Virtual vs Face-to-Face – is one better than the other?
  • Post comments:0 Comments

Virtual vs Face-to Face - is one better than the other?

How we’re working now

This pandemic has had a huge effect on how we work, with most businesses operating a remote workforce for the foreseeable future.

It has also meant that most, if not all, business meetings have become virtual. Either happening as a video call or phone calls.

But this has meant that the valuable original face to face meetings haven’t been able to take place.

What does face to face offer which remote working cannot?

You could argue that video calls are a form of face-to-face communication. You are effectively communicating ‘in person’ virtually.

Physically being face to face provides that extra element which sometimes isn’t possible virtually.

The extra element I’m talking about is body language.

Body language makes up a huge part of how we communicate with each other. These non-verbal signals help to give our spoken language added context, emotion, and tone. We do this through our posture, gestures, and facial expressions.  Non-verbal communication is a large part in how we build interpersonal relationships.

When on a video call, what you don’t fully see is posture or gestures, as the video call usually only captures people’s head and shoulders and doesn’t show our whole bodies.

This can hide a huge amount of body language, showing our intentions, our response, and feelings.

By not capturing these tells, it can be difficult to fully connect or be creative with each other when talking virtually.

Does technology have agility and ability to replicate face to face?

Collaboration and communication technology has exploded in recent years, with new solutions being released all the time. The most familiar are Microsoft Teams and Zoom.

They certainly have the collaboration aspects needed to connect, share, and innovate together.

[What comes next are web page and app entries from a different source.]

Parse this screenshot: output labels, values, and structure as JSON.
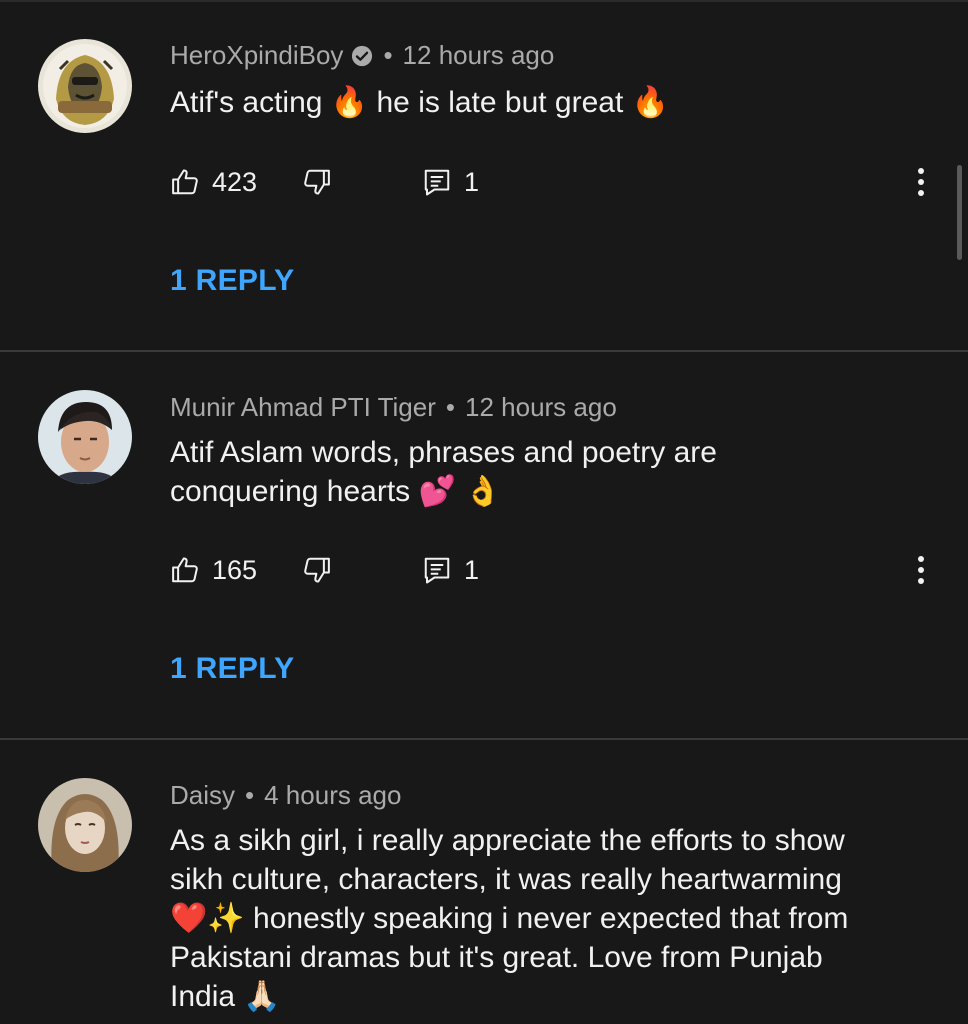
{
  "comments": [
    {
      "author": "HeroXpindiBoy",
      "verified": true,
      "time": "12 hours ago",
      "text_lines": [
        "Atif's acting 🔥  he is late but great 🔥"
      ],
      "likes": "423",
      "replies_count": "1",
      "reply_link": "1 REPLY"
    },
    {
      "author": "Munir Ahmad PTI Tiger",
      "verified": false,
      "time": "12 hours ago",
      "text_lines": [
        "Atif Aslam words, phrases and poetry are",
        "conquering hearts 💕 👌"
      ],
      "likes": "165",
      "replies_count": "1",
      "reply_link": "1 REPLY"
    },
    {
      "author": "Daisy",
      "verified": false,
      "time": "4 hours ago",
      "text_lines": [
        "As a sikh girl, i really appreciate the efforts to show",
        "sikh culture, characters, it was really heartwarming",
        "❤️✨ honestly speaking i never expected that from",
        "Pakistani dramas but it's great. Love from Punjab",
        "India 🙏🏻"
      ]
    }
  ],
  "separator": "•",
  "colors": {
    "background": "#181818",
    "meta_text": "#aaaaaa",
    "body_text": "#f1f1f1",
    "reply_link": "#3ea6ff",
    "divider": "#3a3a3a"
  },
  "icons": {
    "like": "thumbs-up-icon",
    "dislike": "thumbs-down-icon",
    "reply": "comment-icon",
    "more": "more-vertical-icon",
    "verified": "verified-check-icon"
  }
}
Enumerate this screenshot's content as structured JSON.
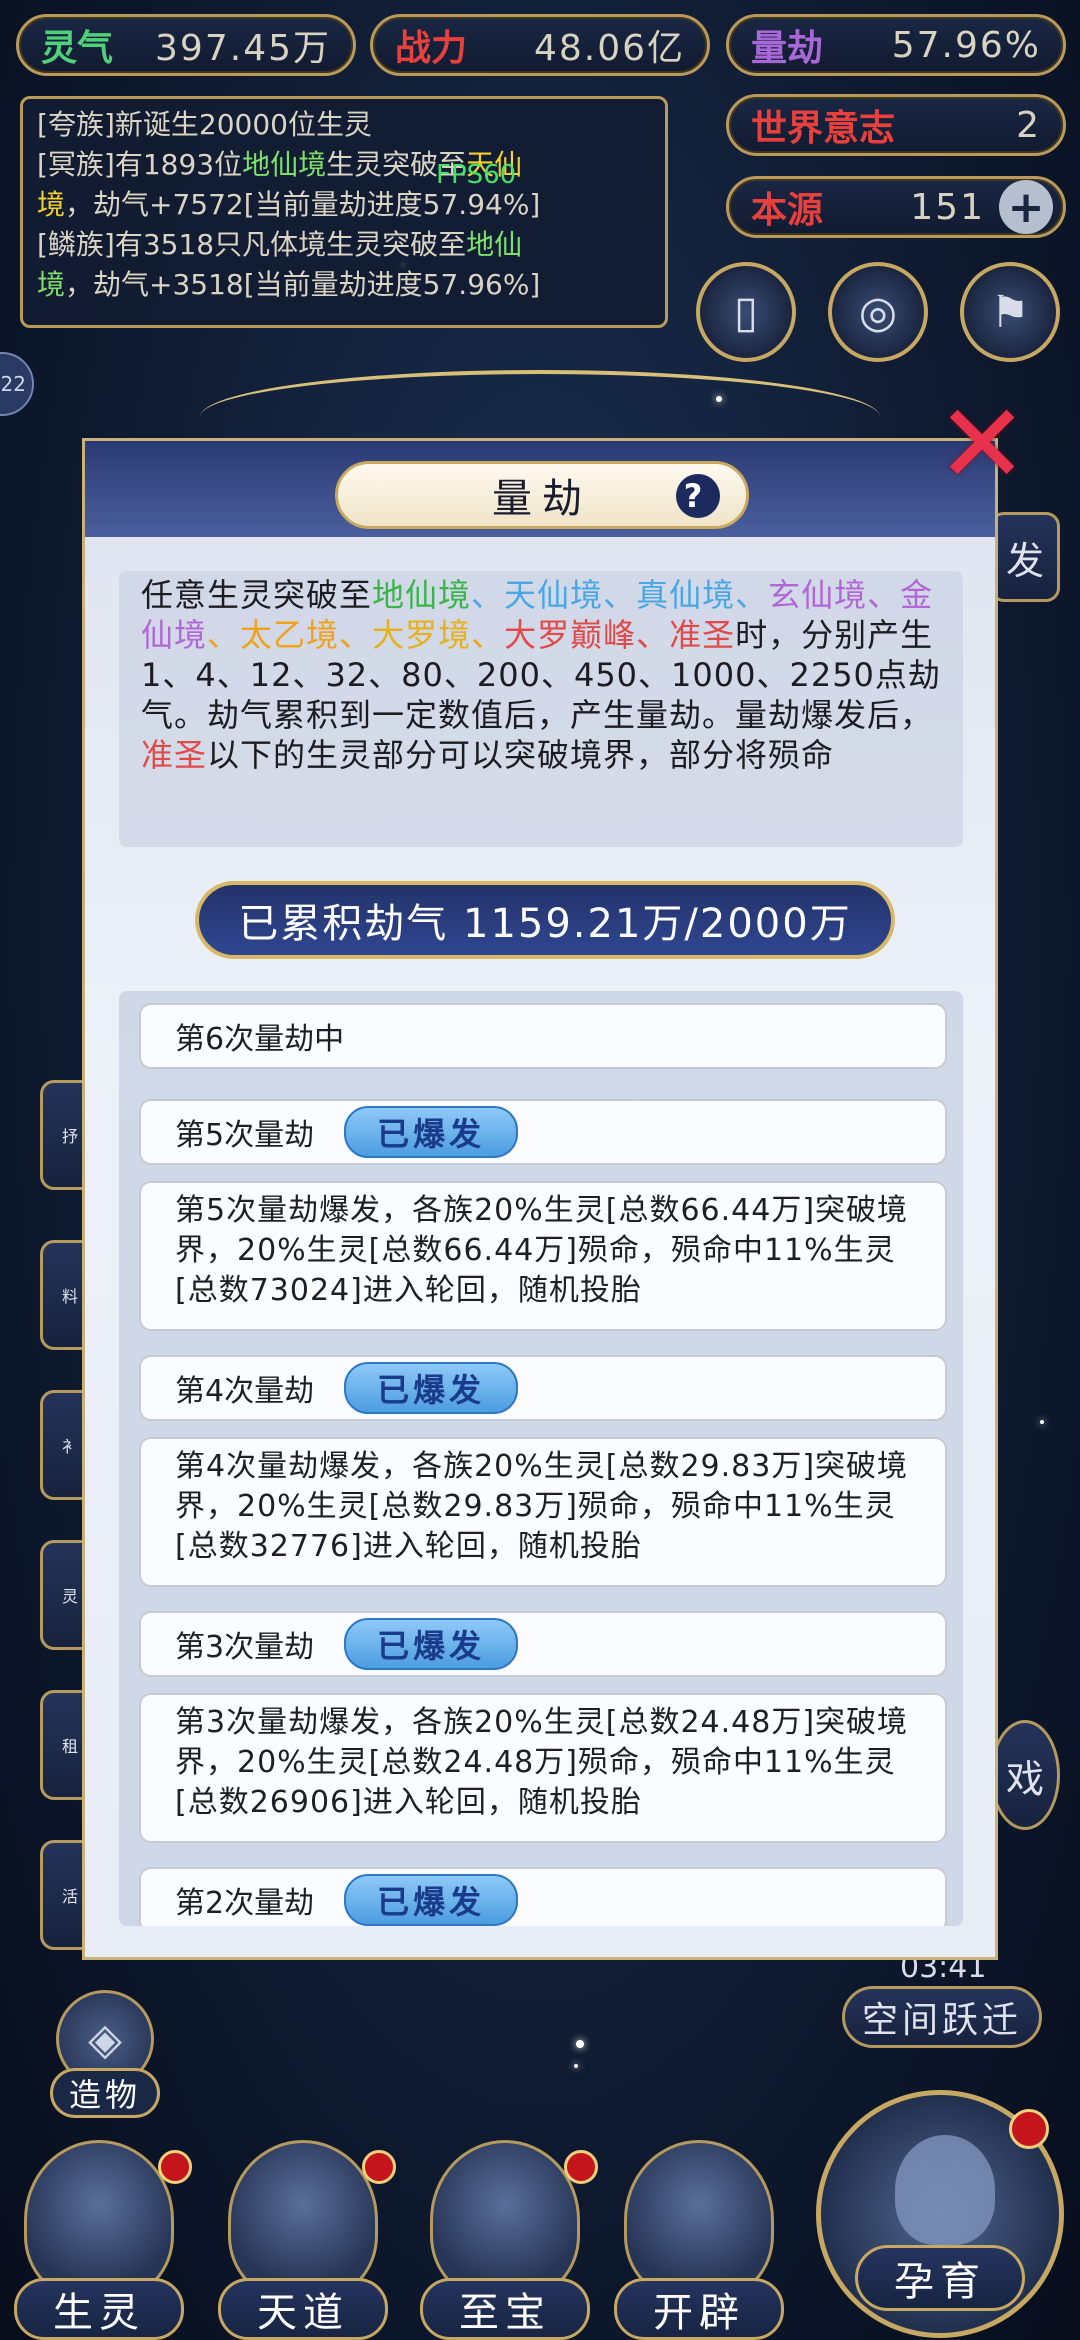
{
  "stats": [
    {
      "label": "灵气",
      "value": "397.45万",
      "color": "#4fd17a"
    },
    {
      "label": "战力",
      "value": "48.06亿",
      "color": "#e8413d"
    },
    {
      "label": "量劫",
      "value": "57.96%",
      "color": "#a868d8"
    }
  ],
  "world_will": {
    "label": "世界意志",
    "value": "2",
    "color": "#e8413d"
  },
  "origin": {
    "label": "本源",
    "value": "151",
    "color": "#e8413d",
    "add": "+"
  },
  "log": {
    "l1": "[",
    "l1_tribe": "夸族",
    "l1_rest": "]新诞生20000位生灵",
    "l2a": "[冥族]有1893位",
    "l2b": "地仙境",
    "l2c": "生灵突破至",
    "l2d": "天仙",
    "l3a": "境",
    "l3b": "，劫气+7572[当前量劫进度57.94%]",
    "l4a": "[鳞族]有3518只凡体境生灵突破至",
    "l4b": "地仙",
    "l5a": "境",
    "l5b": "，劫气+3518[当前量劫进度57.96%]"
  },
  "fps": "FPS60",
  "side_badge": "22",
  "panel": {
    "title": "量劫",
    "help": "?",
    "desc": {
      "p1": "任意生灵突破至",
      "r1": "地仙境",
      "s1": "、",
      "r2": "天仙境",
      "s2": "、",
      "r3": "真仙境",
      "s3": "、",
      "r4": "玄仙",
      "r4b": "境",
      "s4": "、",
      "r5": "金仙境",
      "s5": "、",
      "r6": "太乙境",
      "s6": "、",
      "r7": "大罗境",
      "s7": "、",
      "r8": "大罗巅峰",
      "s8": "、",
      "r9": "准圣",
      "p2": "时，分别产生1、4、12、32、80、200、450、1000、2250点劫气。劫气累积到一定数值后，产生量劫。量劫爆发后，",
      "r10": "准圣",
      "p3": "以下的生灵部分可以突破境界，部分将殒命"
    },
    "accum": "已累积劫气 1159.21万/2000万",
    "entries": [
      {
        "title": "第6次量劫中"
      },
      {
        "title": "第5次量劫",
        "badge": "已爆发"
      },
      {
        "detail": "第5次量劫爆发，各族20%生灵[总数66.44万]突破境界，20%生灵[总数66.44万]殒命，殒命中11%生灵[总数73024]进入轮回，随机投胎"
      },
      {
        "title": "第4次量劫",
        "badge": "已爆发"
      },
      {
        "detail": "第4次量劫爆发，各族20%生灵[总数29.83万]突破境界，20%生灵[总数29.83万]殒命，殒命中11%生灵[总数32776]进入轮回，随机投胎"
      },
      {
        "title": "第3次量劫",
        "badge": "已爆发"
      },
      {
        "detail": "第3次量劫爆发，各族20%生灵[总数24.48万]突破境界，20%生灵[总数24.48万]殒命，殒命中11%生灵[总数26906]进入轮回，随机投胎"
      },
      {
        "title": "第2次量劫",
        "badge": "已爆发"
      }
    ]
  },
  "side": {
    "fa": "发",
    "timer": "03:41",
    "jump": "空间跃迁",
    "shi": "戏"
  },
  "left_labels": [
    "抒",
    "料",
    "衤",
    "灵",
    "租",
    "活"
  ],
  "zaowu": "造物",
  "nav": [
    {
      "label": "生灵",
      "dot": true
    },
    {
      "label": "天道",
      "dot": true
    },
    {
      "label": "至宝",
      "dot": true
    },
    {
      "label": "开辟",
      "dot": false
    },
    {
      "label": "孕育",
      "dot": true
    }
  ],
  "colors": {
    "accent_gold": "#c7a862",
    "badge_blue": "#4c9de0",
    "alert_red": "#c4151d"
  }
}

I believe that the technology has a long way to go before it can truly replicate face to face. Whether it’s around sharing analysis of body language to recipients or allowing people to enter their full bodies into a virtual room as holograms. There’s a lot of great innovative possibilities.

Just take inspiration from Star Trek or Star Wars, that show has certainly helped up branch into developing science fiction creativity into reality.

They need to go further to share our non-verbal communications. This makes up more than 90% of how we communicate together. So once technology has mastered this aspect, then I feel virtual face-to-face could truly replace physical face-to-face communication.

Should we replicate face to face?

As our world becomes more digital, both in our working and personal lives, it can seem like the next logical step to fully replicate face to face digitally.

But I believe that we could lose a lot if we do this.

What could we lose?

We could lose our ability to connect with each other, to interpret non-verbal language showing people’s views, intentions, thoughts, and feelings. We could lose our empathy, our ability to pick up on people’s emotions and respond appropriately.

Virtual face to face meetings is also much more tiring than physically meeting in person. You have to concentrate a lot harder to really get the most out of this form of communication. What you would pick up instinctively in person (body language, tone of voice) you have to really analyse on video calls.

So, the really question.

Will we go back to face-to-face?

Yes, I believe we will. Virtual meetings have their place, and they will improve as technology advances. But there will always be a place for meeting up physically. Humans naturally are a social being, so we need to physically be together to feel true connection and that will never change.

Leave a Reply